Friday, October 14, 2011

You Say You Want A Revolution

          The answer to my question in the previous post turns out to be a "nationwide revolution" of Thai media. M2F, short for "Monday to Friday", not "Mother to... Father", is the love child of the publishers of Bangkok Post and Post Today. (I guess more so of Post Today, since the newspaper is in Thai). According to the release information from Post Today (pictured below), 4 million free copies of M2F will be distributed in Idontknowwhat time-frame. Although I have yet to have been lucky enough to pass one of the 200 distribution spots in the city, I understand that the newspaper will discuss topics "relevant to the life of office workers and early morning commuters - snappy and concise news, human interest stories as well as useful information on health, work and modern lifestyle". This, says the editor-in-chief.

Post Today Online discussing launch of 'M2F'
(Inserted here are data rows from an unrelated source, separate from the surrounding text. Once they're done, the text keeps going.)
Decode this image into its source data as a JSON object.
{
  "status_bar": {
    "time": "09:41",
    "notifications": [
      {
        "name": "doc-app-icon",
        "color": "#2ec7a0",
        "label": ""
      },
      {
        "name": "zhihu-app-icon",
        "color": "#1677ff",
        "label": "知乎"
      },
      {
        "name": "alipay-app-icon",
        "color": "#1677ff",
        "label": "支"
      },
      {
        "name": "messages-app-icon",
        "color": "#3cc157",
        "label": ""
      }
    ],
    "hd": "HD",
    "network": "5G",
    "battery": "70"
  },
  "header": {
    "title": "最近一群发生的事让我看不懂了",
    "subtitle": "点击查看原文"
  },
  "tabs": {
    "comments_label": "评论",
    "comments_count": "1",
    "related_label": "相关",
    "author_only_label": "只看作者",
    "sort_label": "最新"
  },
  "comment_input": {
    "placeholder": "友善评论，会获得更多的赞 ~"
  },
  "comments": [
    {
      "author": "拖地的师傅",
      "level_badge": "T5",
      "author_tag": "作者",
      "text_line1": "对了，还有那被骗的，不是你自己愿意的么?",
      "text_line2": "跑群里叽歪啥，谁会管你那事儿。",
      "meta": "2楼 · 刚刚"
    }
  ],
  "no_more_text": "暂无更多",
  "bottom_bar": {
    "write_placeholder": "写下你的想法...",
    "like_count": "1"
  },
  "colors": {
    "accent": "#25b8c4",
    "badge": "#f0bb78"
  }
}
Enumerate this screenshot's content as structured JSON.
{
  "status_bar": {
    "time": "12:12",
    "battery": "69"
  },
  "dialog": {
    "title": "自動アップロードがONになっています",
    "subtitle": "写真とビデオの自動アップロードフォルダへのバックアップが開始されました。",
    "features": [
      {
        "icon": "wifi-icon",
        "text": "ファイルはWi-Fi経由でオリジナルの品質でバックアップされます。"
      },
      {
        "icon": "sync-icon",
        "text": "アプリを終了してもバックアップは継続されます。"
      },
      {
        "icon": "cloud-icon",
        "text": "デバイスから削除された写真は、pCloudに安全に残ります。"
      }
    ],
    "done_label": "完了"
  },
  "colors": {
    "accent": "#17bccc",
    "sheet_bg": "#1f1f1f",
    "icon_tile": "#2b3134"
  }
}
          The answer to one question leads to another: So how will the baby differ from its parents? I mean newspapers are already mainly for the corporate people and the early birds. Newswriting is already supposed to be snappy and concise with human interest stories and information on health, work and modern lifestyle. Is that not what a newspaper is, exactly? M2F could potentially be revolutionary if it were more for the others in society, such as the youth. We're not that useless you know? Remember that a few weeks ago, young Mr. Aekawit Thongdeeworakul, from my own university (REPRESENT!), hacked Ms. Prime Minister's Twitter account to make a few bold statements - each under 140 characters - about her policies.
          What I do see however, is a need to get our book-decaying youth to read. I'm sick of being the only one in my age group who "reads". First I get accused by my peers of reading. Then they accuse me of getting better grades than them. Hello?! They need to start seeing the obvious benefits of reading and stop robbing their potentials by not reading.  The only thing that might attract one of my classmate to M2F is that the paper is free. But I think it would be a better idea to intentionally make the "baby-paper" for the "babies". Then perhaps we've got a real revolution in the making. A revolution of teenage literacy in Thailand.
          I have a dream.

1 comment:

  1. Agree with the last paragraph. "Why do you read so much? Why are your grades so good?" Lol. Connect the dots, people!